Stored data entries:

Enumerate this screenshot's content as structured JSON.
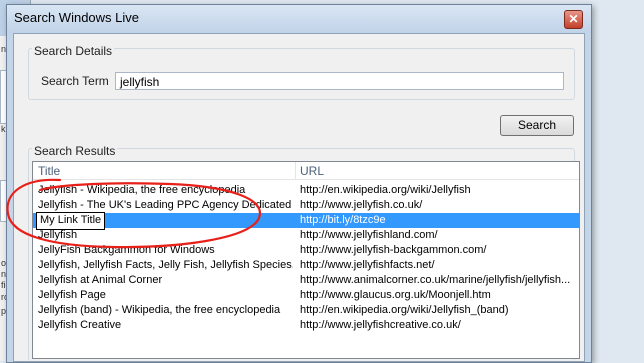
{
  "background_window": {
    "fragments": [
      "ndo",
      "k",
      "on",
      "ns",
      "fic",
      "ror",
      "pec"
    ]
  },
  "dialog": {
    "title": "Search Windows Live",
    "close_glyph": "✕"
  },
  "search_details": {
    "group_label": "Search Details",
    "term_label": "Search Term",
    "term_value": "jellyfish"
  },
  "search_button": {
    "label": "Search"
  },
  "search_results": {
    "group_label": "Search Results",
    "columns": [
      "Title",
      "URL"
    ],
    "rows": [
      {
        "title": "Jellyfish - Wikipedia, the free encyclopedia",
        "url": "http://en.wikipedia.org/wiki/Jellyfish"
      },
      {
        "title": "Jellyfish - The UK's Leading PPC Agency Dedicated to...",
        "url": "http://www.jellyfish.co.uk/"
      },
      {
        "title": "My Link Title",
        "url": "http://bit.ly/8tzc9e"
      },
      {
        "title": "Jellyfish",
        "url": "http://www.jellyfishland.com/"
      },
      {
        "title": "JellyFish Backgammon for Windows",
        "url": "http://www.jellyfish-backgammon.com/"
      },
      {
        "title": "Jellyfish, Jellyfish Facts, Jelly Fish, Jellyfish Species, J...",
        "url": "http://www.jellyfishfacts.net/"
      },
      {
        "title": "Jellyfish at Animal Corner",
        "url": "http://www.animalcorner.co.uk/marine/jellyfish/jellyfish..."
      },
      {
        "title": "Jellyfish Page",
        "url": "http://www.glaucus.org.uk/Moonjell.htm"
      },
      {
        "title": "Jellyfish (band) - Wikipedia, the free encyclopedia",
        "url": "http://en.wikipedia.org/wiki/Jellyfish_(band)"
      },
      {
        "title": "Jellyfish Creative",
        "url": "http://www.jellyfishcreative.co.uk/"
      }
    ],
    "selected_index": 2
  },
  "colors": {
    "selection": "#3399ff",
    "annotation": "#e8201a",
    "header_text": "#4c607a"
  }
}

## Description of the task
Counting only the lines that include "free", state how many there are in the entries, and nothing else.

## Task output
2